Immune responses to HBsAg were determined using a clinical ELISA test as shown in FIG. 31. Animals immunized without electroporation (Group 1) had the weakest immune responses, with only two animals responding to the immunization and only ⅙ animals responding with a titer considered to be protective (>10 mIU/ml). In groups that received electroporation at the time of DNA immunization (Groups 3-5), more animals responded and Group 4, which received the strongest electroporation treatment, had the most animals considered protected (4/6). In animals that received electroporation 1 hr prior to DNA immunization (Group 2), the immune responses were similar to animals that received an identical electroporation treatment at the time of immunization; with 4/6 animals considered protected despite the low level of antigen expression.

Further, muscle biopsies from animals 2 weeks following the second immunization carried out at day 28 in conjunction with electroporation (Groups 2-5) were examined and showed a greater degree of cellular infiltration than those from animals that received no electroporation (Group 1), (data not provided). In animals treated with electroporation at the time of plasmid administration (Groups 3-5), the cellular infiltration at 2 weeks following the second immunization consisted primarily of aggregates of lymphoblasts surrounding small vessels within the muscle, whereas in animals treated with electroporation prior to plasmid administration, the mild cellular infiltration consisted predominantly of macrophages and neutrophils.

These data provide evidence that electroporation provides for not only enhanced gene expression but also an enhancement of immune responses that can be predetermined and “controlled” for an intended outcome.

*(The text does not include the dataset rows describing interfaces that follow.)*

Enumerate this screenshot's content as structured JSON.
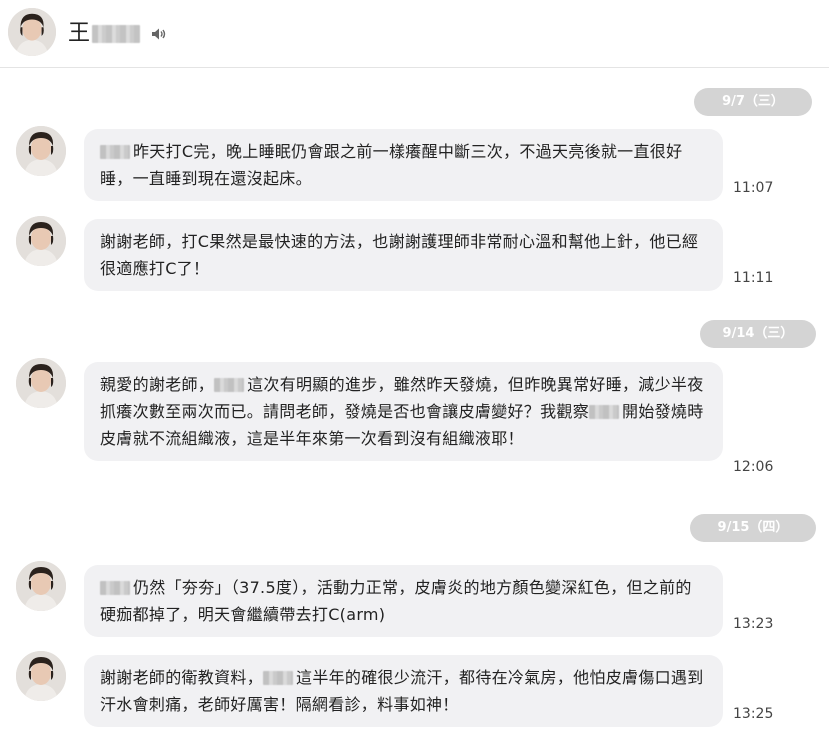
{
  "header": {
    "name_prefix": "王",
    "avatar_icon": "user-avatar-photo",
    "sound_icon": "speaker-icon"
  },
  "date_labels": [
    "9/7（三）",
    "9/14（三）",
    "9/15（四）"
  ],
  "messages": [
    {
      "parts": [
        "",
        "昨天打C完，晚上睡眠仍會跟之前一樣癢醒中斷三次，不過天亮後就一直很好睡，一直睡到現在還沒起床。"
      ],
      "time": "11:07"
    },
    {
      "parts": [
        "謝謝老師，打C果然是最快速的方法，也謝謝護理師非常耐心溫和幫他上針，他已經很適應打C了！"
      ],
      "time": "11:11"
    },
    {
      "parts": [
        "親愛的謝老師，",
        "這次有明顯的進步，雖然昨天發燒，但昨晚異常好睡，減少半夜抓癢次數至兩次而已。請問老師，發燒是否也會讓皮膚變好？我觀察",
        "開始發燒時皮膚就不流組織液，這是半年來第一次看到沒有組織液耶！"
      ],
      "time": "12:06"
    },
    {
      "parts": [
        "",
        "仍然「夯夯」（37.5度），活動力正常，皮膚炎的地方顏色變深紅色，但之前的硬痂都掉了，明天會繼續帶去打C(arm)"
      ],
      "time": "13:23"
    },
    {
      "parts": [
        "謝謝老師的衛教資料，",
        "這半年的確很少流汗，都待在冷氣房，他怕皮膚傷口遇到汗水會刺痛，老師好厲害！隔網看診，料事如神！"
      ],
      "time": "13:25"
    }
  ],
  "colors": {
    "bubble": "#f1f1f3",
    "date_pill": "#d4d4d4",
    "divider": "#e4e4e4"
  }
}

For example, the inflammatory cell infiltration was demonstrated to be an important component for enhancing immune responses to DNA vaccines since prior treatment with electroporation enhanced immune responses to the HBsAg DNA vaccine but did not increase gene expression. However, the increase in gene expression caused by electroporation is absolutely critical for inducing protective immune responses as demonstrated using the gD DNA vaccine. That the level of antigen produced is critical in the induction of immune responses to DNA vaccines was illustrated previously. Generation of antibody titers that would be considered protective in humans from hepatitis B could be achieved in 100% of animals, under electoporation conditions of 200 V/20 ms/6 pulses and using two administration sites of 500 ug pHBsAg for the primary and secondary immunization. In the current study, with only one administration site of 500 ug pHBsAg for the primary and secondary immunization, the number of animals with titers considered protective was reduced to 66%. Thus, the mechanism by which electroporation enhances immune responses to DNA vaccines is a combination of increased gene expression and increased inflammation with cellular infiltration.

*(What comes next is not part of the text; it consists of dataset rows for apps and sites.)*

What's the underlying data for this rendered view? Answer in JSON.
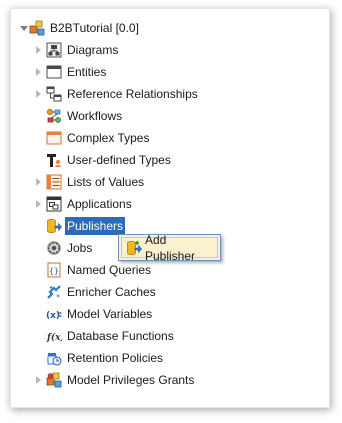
{
  "tree": {
    "root_label": "B2BTutorial [0.0]",
    "items": [
      {
        "label": "Diagrams",
        "icon": "diagram-icon"
      },
      {
        "label": "Entities",
        "icon": "entity-table-icon"
      },
      {
        "label": "Reference Relationships",
        "icon": "reference-relationship-icon"
      },
      {
        "label": "Workflows",
        "icon": "workflow-icon"
      },
      {
        "label": "Complex Types",
        "icon": "complex-type-icon"
      },
      {
        "label": "User-defined Types",
        "icon": "user-defined-type-icon"
      },
      {
        "label": "Lists of Values",
        "icon": "list-of-values-icon"
      },
      {
        "label": "Applications",
        "icon": "application-icon"
      },
      {
        "label": "Publishers",
        "icon": "publisher-icon",
        "selected": true
      },
      {
        "label": "Jobs",
        "icon": "gear-icon"
      },
      {
        "label": "Named Queries",
        "icon": "named-query-icon"
      },
      {
        "label": "Enricher Caches",
        "icon": "enricher-cache-icon"
      },
      {
        "label": "Model Variables",
        "icon": "model-variable-icon"
      },
      {
        "label": "Database Functions",
        "icon": "database-function-icon"
      },
      {
        "label": "Retention Policies",
        "icon": "retention-policy-icon"
      },
      {
        "label": "Model Privileges Grants",
        "icon": "privilege-grant-icon"
      }
    ]
  },
  "context_menu": {
    "add_publisher_label": "Add Publisher",
    "icon": "add-publisher-icon"
  },
  "colors": {
    "selection": "#2c6bb5",
    "menu_highlight": "#fbf1cf",
    "menu_border": "#6f8fb8"
  }
}
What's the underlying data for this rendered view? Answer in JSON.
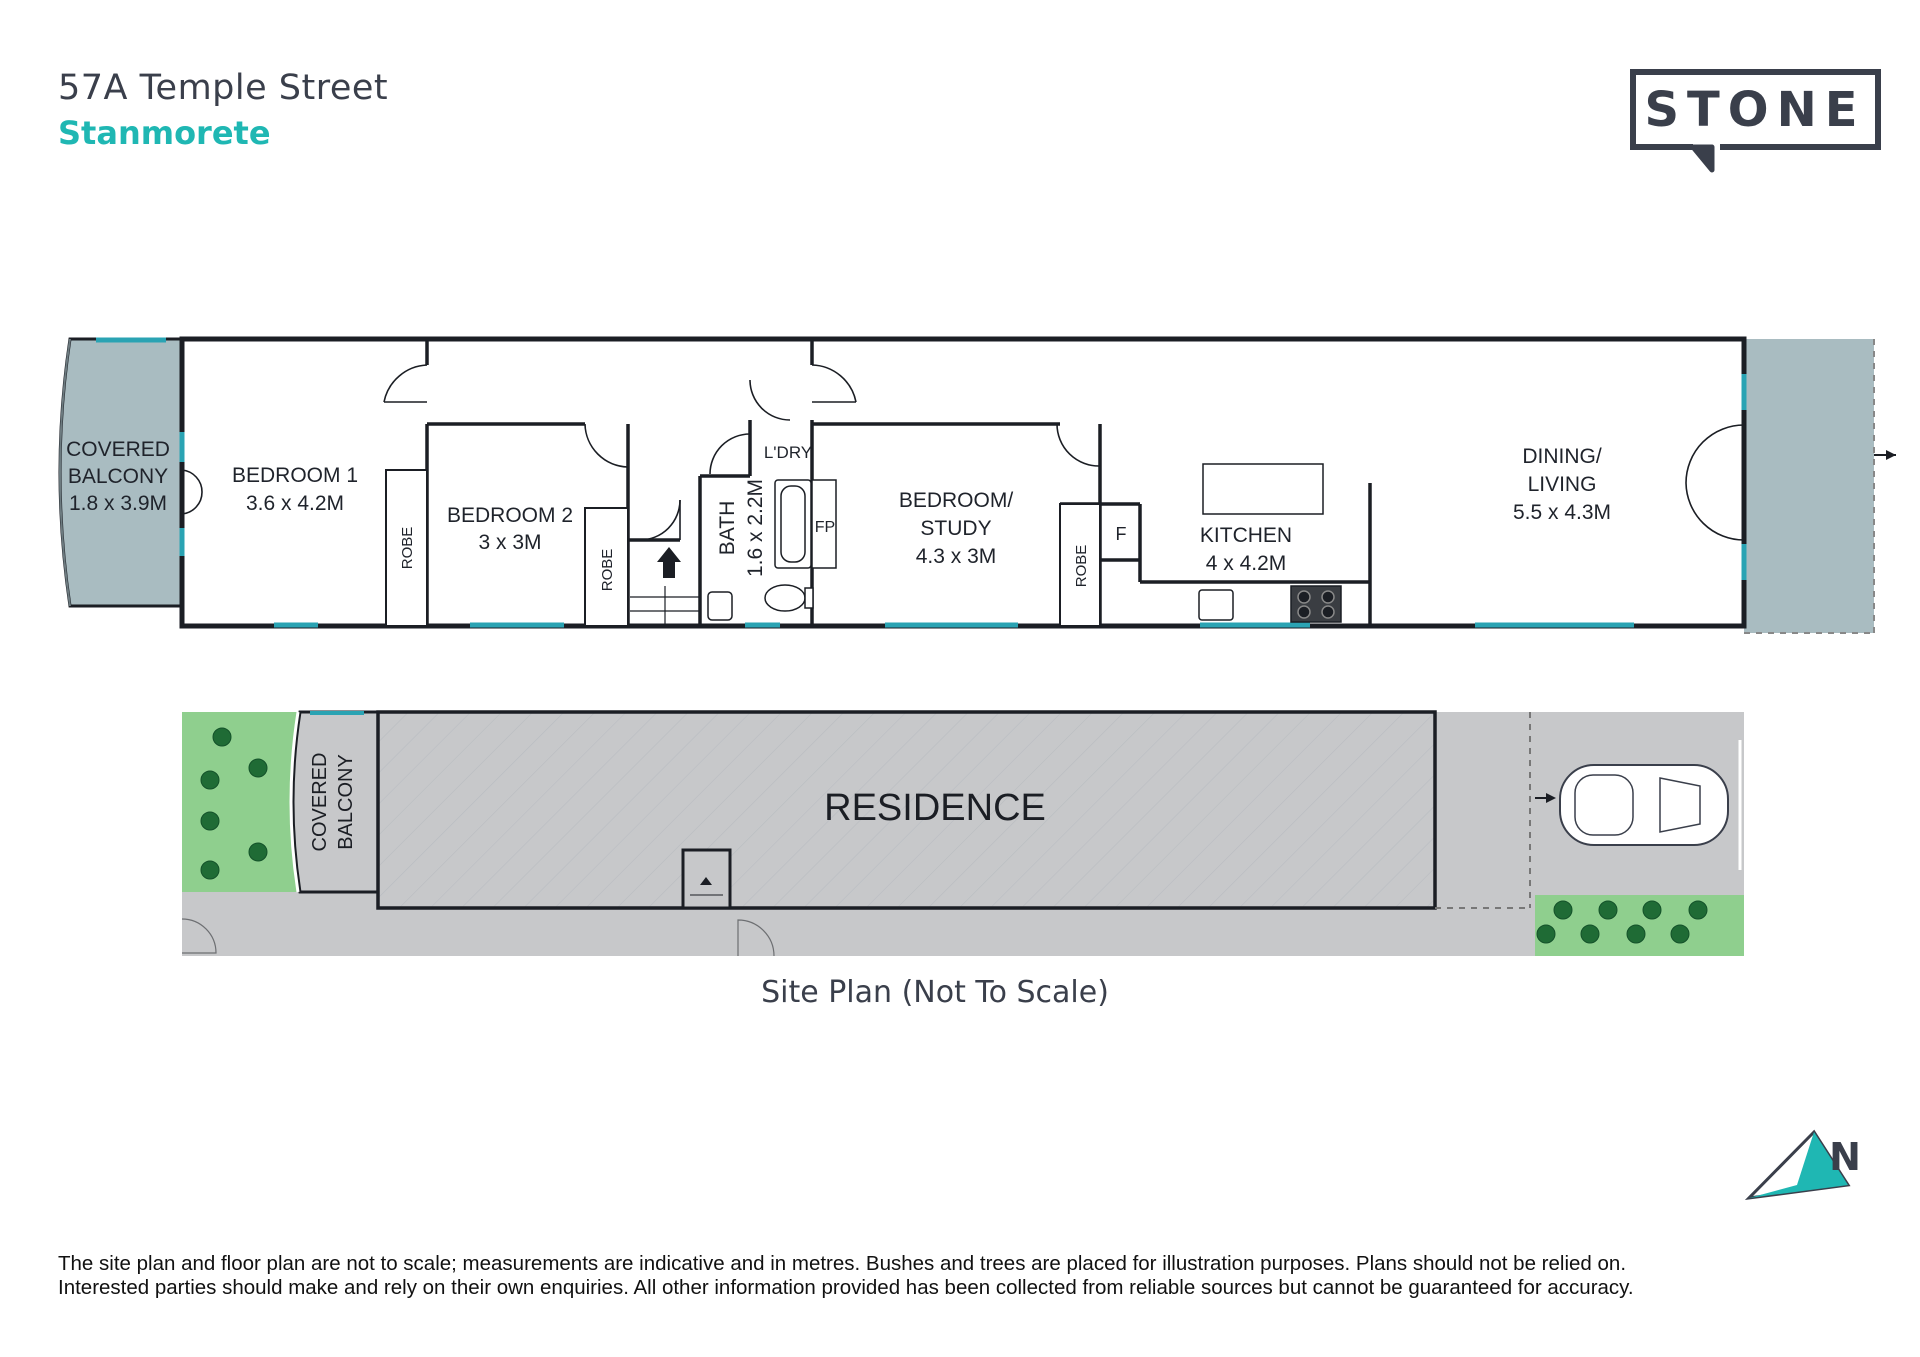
{
  "header": {
    "address": "57A Temple Street",
    "suburb": "Stanmorete"
  },
  "brand": {
    "logo_text": "STONE"
  },
  "compass": {
    "letter": "N"
  },
  "floor_plan": {
    "rooms": [
      {
        "name": "COVERED BALCONY",
        "lines": [
          "COVERED",
          "BALCONY",
          "1.8 x 3.9M"
        ]
      },
      {
        "name": "BEDROOM 1",
        "lines": [
          "BEDROOM 1",
          "3.6 x 4.2M"
        ]
      },
      {
        "name": "BEDROOM 2",
        "lines": [
          "BEDROOM 2",
          "3 x 3M"
        ]
      },
      {
        "name": "BATH",
        "lines": [
          "BATH",
          "1.6 x 2.2M"
        ]
      },
      {
        "name": "L'DRY",
        "lines": [
          "L'DRY"
        ]
      },
      {
        "name": "BEDROOM/ STUDY",
        "lines": [
          "BEDROOM/",
          "STUDY",
          "4.3 x 3M"
        ]
      },
      {
        "name": "KITCHEN",
        "lines": [
          "KITCHEN",
          "4 x 4.2M"
        ]
      },
      {
        "name": "DINING/ LIVING",
        "lines": [
          "DINING/",
          "LIVING",
          "5.5 x 4.3M"
        ]
      }
    ],
    "fixtures": {
      "robe": "ROBE",
      "fp": "FP",
      "fridge": "F"
    }
  },
  "site_plan": {
    "residence": "RESIDENCE",
    "balcony_lines": [
      "COVERED",
      "BALCONY"
    ],
    "caption": "Site Plan (Not To Scale)"
  },
  "disclaimer": [
    "The site plan and floor plan are not to scale; measurements are indicative and in metres. Bushes and trees are placed for illustration purposes. Plans should not be relied on.",
    "Interested parties should make and rely on their own enquiries. All other information provided has been collected from reliable sources but cannot be guaranteed for accuracy."
  ],
  "colors": {
    "accent": "#1fb7b3",
    "wall": "#1b1e24",
    "window": "#2aa3b3",
    "balcony_fill": "#a9bcc1",
    "garden": "#8fcf8e",
    "path": "#c7c8ca",
    "tree": "#1f6b35"
  }
}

Although the foregoing has been described in detail by way of illustration and example, it will be apparent to one of ordinary skill in the electroporation arts in light of the disclosure that other variations can be envisaged with respect to the above invention embodiments without leaving the scope and spirit of the claims.

Referenced by
Citing PatentFiling datePublication dateApplicantTitle
US7983747 *Oct 28, 2008Jul 19, 2011Silverstone Leon MNon-invasive method and apparatus for the treatment of viral infections
US8532758Sep 14, 2007Sep 10, 2013Leon M. SilverstoneMethod and apparatus for treatment of viral diseases
US20100298761 *May 18, 2010Nov 25, 2010Sonion A/SElectroporation device with improved tip and electrode support
WO2011137221A1 *Apr 28, 2011Nov 3, 2011Inovio Pharmaceuticals, Inc.Oral mucosal electroporation device and use thereof
WO2012172424A1 *Jun 13, 2012Dec 20, 2012Crontech Pharma AbInjection needle and device
Classifications
U.S. Classification604/21
International ClassificationA61N1/30
Cooperative ClassificationA61N1/327
European ClassificationA61N1/32S